Exploring the interplay of Berlin’s life with the life of New York City, noted biographer James Kaplan offers a visceral narrative of Berlin as self‑made man and witty, wily, tough Jewish immigrant. This fast‑paced, musically opinionated biography uncovers Berlin’s unique brilliance as a composer of music and lyrics. Masterfully written and psychologically penetrating, Kaplan’s book underscores Berlin’s continued relevance in American popular culture.
About Jewish Lives:
Jewish Lives is a prizewinning series of interpretative biography designed to explore the many facets of Jewish identity. Individual volumes illuminate the imprint of Jewish figures upon literature, religion, philosophy, politics, cultural and economic life, and the arts and sciences. Subjects are paired with authors to elicit lively, deeply informed books that explore the range and depth of the Jewish experience from antiquity to the present.

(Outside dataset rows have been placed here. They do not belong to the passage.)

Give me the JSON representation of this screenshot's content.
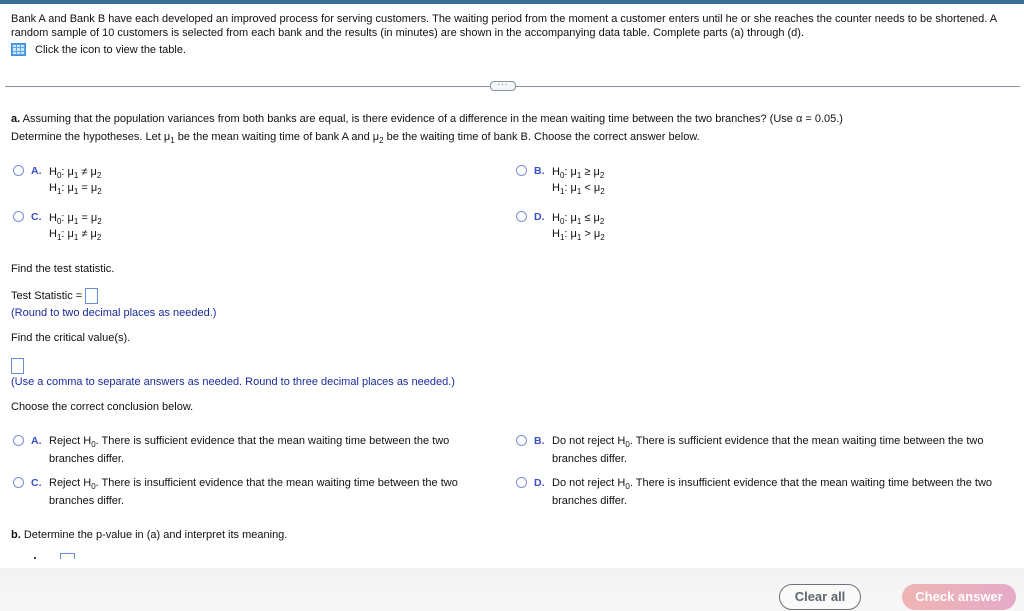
{
  "problem": {
    "intro": "Bank A and Bank B have each developed an improved process for serving customers. The waiting period from the moment a customer enters until he or she reaches the counter needs to be shortened. A random sample of 10 customers is selected from each bank and the results (in minutes) are shown in the accompanying data table. Complete parts (a) through (d).",
    "table_link": "Click the icon to view the table.",
    "table_icon": "grid-table-icon",
    "more_button": "···"
  },
  "part_a": {
    "label": "a.",
    "question": " Assuming that the population variances from both banks are equal, is there evidence of a difference in the mean waiting time between the two branches? (Use α = 0.05.)",
    "hyp_prompt": {
      "p1": "Determine the hypotheses. Let μ",
      "s1": "1",
      "p2": " be the mean waiting time of bank A and μ",
      "s2": "2",
      "p3": " be the waiting time of bank B. Choose the correct answer below."
    },
    "hypothesis_options": [
      {
        "letter": "A.",
        "h0_rel": "≠",
        "h1_rel": "="
      },
      {
        "letter": "B.",
        "h0_rel": "≥",
        "h1_rel": "<"
      },
      {
        "letter": "C.",
        "h0_rel": "=",
        "h1_rel": "≠"
      },
      {
        "letter": "D.",
        "h0_rel": "≤",
        "h1_rel": ">"
      }
    ],
    "hyp_symbols": {
      "H": "H",
      "zero": "0",
      "one": "1",
      "two": "2",
      "mu": "μ",
      "colon": ": "
    },
    "test_stat_prompt": "Find the test statistic.",
    "test_stat_label": "Test Statistic = ",
    "test_stat_value": "",
    "test_stat_hint": "(Round to two decimal places as needed.)",
    "critical_prompt": "Find the critical value(s).",
    "critical_value": "",
    "critical_hint": "(Use a comma to separate answers as needed. Round to three decimal places as needed.)",
    "conclusion_prompt": "Choose the correct conclusion below.",
    "conclusion_options": [
      {
        "letter": "A.",
        "pre": "Reject H",
        "post": ". There is sufficient evidence that the mean waiting time between the two branches differ."
      },
      {
        "letter": "B.",
        "pre": "Do not reject H",
        "post": ". There is sufficient evidence that the mean waiting time between the two branches differ."
      },
      {
        "letter": "C.",
        "pre": "Reject H",
        "post": ". There is insufficient evidence that the mean waiting time between the two branches differ."
      },
      {
        "letter": "D.",
        "pre": "Do not reject H",
        "post": ". There is insufficient evidence that the mean waiting time between the two branches differ."
      }
    ]
  },
  "part_b": {
    "label": "b.",
    "question": " Determine the p-value in (a) and interpret its meaning."
  },
  "footer": {
    "clear_label": "Clear all",
    "check_label": "Check answer"
  },
  "colors": {
    "topbar": "#3a6f95",
    "option_letter": "#3b4fc4",
    "hint_text": "#1a2b9b",
    "check_button": "#e5aac8"
  }
}
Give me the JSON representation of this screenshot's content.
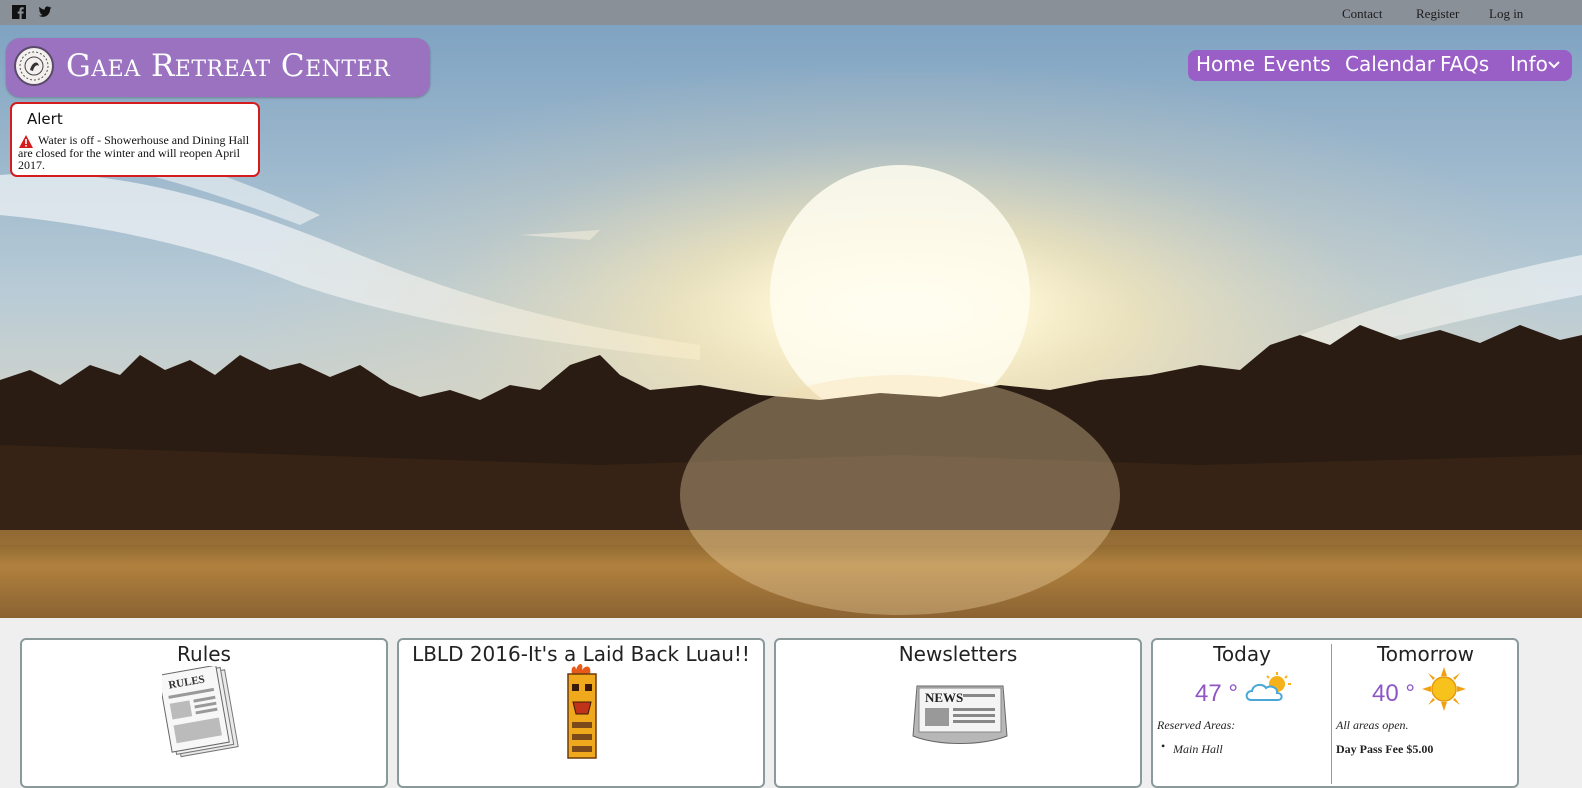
{
  "topbar": {
    "social": [
      {
        "name": "facebook-icon"
      },
      {
        "name": "twitter-icon"
      }
    ],
    "links": [
      "Contact",
      "Register",
      "Log in"
    ]
  },
  "logo": {
    "title": "Gaea Retreat Center"
  },
  "nav": {
    "items": [
      "Home",
      "Events",
      "Calendar",
      "FAQs",
      "Info"
    ],
    "dropdown_icon": "chevron-down-icon",
    "color": "#9a5fc6"
  },
  "alert": {
    "title": "Alert",
    "icon": "warning-icon",
    "text": "Water is off - Showerhouse and Dining Hall are closed for the winter and will reopen April 2017.",
    "border_color": "#d41c1c"
  },
  "cards": [
    {
      "title": "Rules",
      "image": "rules-newspaper-image"
    },
    {
      "title": "LBLD 2016-It's a Laid Back Luau!!",
      "image": "tiki-image"
    },
    {
      "title": "Newsletters",
      "image": "news-image"
    }
  ],
  "weather": {
    "today": {
      "title": "Today",
      "temp": "47 °",
      "icon": "partly-cloudy-icon",
      "note": "Reserved Areas:",
      "list": [
        "Main Hall"
      ]
    },
    "tomorrow": {
      "title": "Tomorrow",
      "temp": "40 °",
      "icon": "sun-icon",
      "note": "All areas open.",
      "fee": "Day Pass Fee $5.00"
    },
    "temp_color": "#8e56c5"
  }
}
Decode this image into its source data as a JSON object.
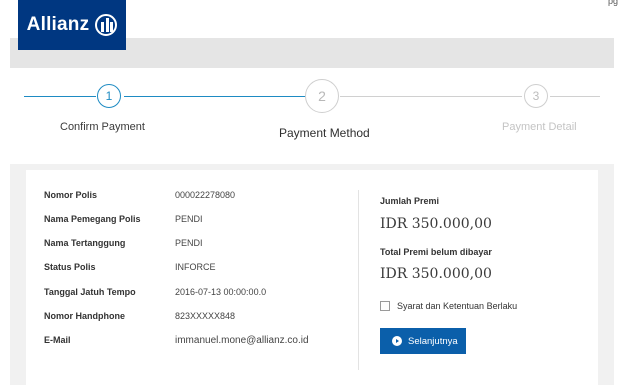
{
  "brand": {
    "name": "Allianz",
    "logo_icon": "allianz-eagle-icon",
    "color": "#003781"
  },
  "page_indicator": "pg",
  "steps": [
    {
      "number": "1",
      "label": "Confirm Payment",
      "state": "done"
    },
    {
      "number": "2",
      "label": "Payment Method",
      "state": "current"
    },
    {
      "number": "3",
      "label": "Payment Detail",
      "state": "upcoming"
    }
  ],
  "policy": {
    "rows": [
      {
        "key": "Nomor Polis",
        "value": "000022278080"
      },
      {
        "key": "Nama Pemegang Polis",
        "value": "PENDI"
      },
      {
        "key": "Nama Tertanggung",
        "value": "PENDI"
      },
      {
        "key": "Status Polis",
        "value": "INFORCE"
      },
      {
        "key": "Tanggal Jatuh Tempo",
        "value": "2016-07-13 00:00:00.0"
      },
      {
        "key": "Nomor Handphone",
        "value": "823XXXXX848"
      },
      {
        "key": "E-Mail",
        "value": "immanuel.mone@allianz.co.id"
      }
    ]
  },
  "summary": {
    "premium_label": "Jumlah Premi",
    "premium_value": "IDR 350.000,00",
    "unpaid_label": "Total Premi belum dibayar",
    "unpaid_value": "IDR 350.000,00",
    "terms_label": "Syarat dan Ketentuan Berlaku",
    "terms_checked": false,
    "next_button": "Selanjutnya",
    "next_icon": "arrow-right-circle-icon"
  },
  "colors": {
    "accent": "#1e8bc3",
    "button": "#0b5faa"
  }
}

In 2014, the Jewish Book Council named Jewish Lives the winner of its Jewish Book of the Year Award, the first series ever to receive this award.
More praise for Jewish Lives:
“Excellent.” – New York times
“Exemplary.” – Wall St. Journal
“Distinguished.” – New Yorker
“Superb.” – The Guardian
A Note From the Publisher
“James Kaplan’s Irving Berlin is just like its subject: taut, vibrant, and thrumming with the irresistible words and music of America’s songwriter laureate. It’s by turns a buoyant and poignant trip across the tumultuous 20th century, through the eyes of an artist who helped define its popular taste. Kaplan reclaims the proud Jewish identity of the patriotic immigrant who knew that his country was blessed, because he had been.”
—Todd S. Purdum, author of Something Wonderful: Rodgers and Hammerstein’s Broadway Revolution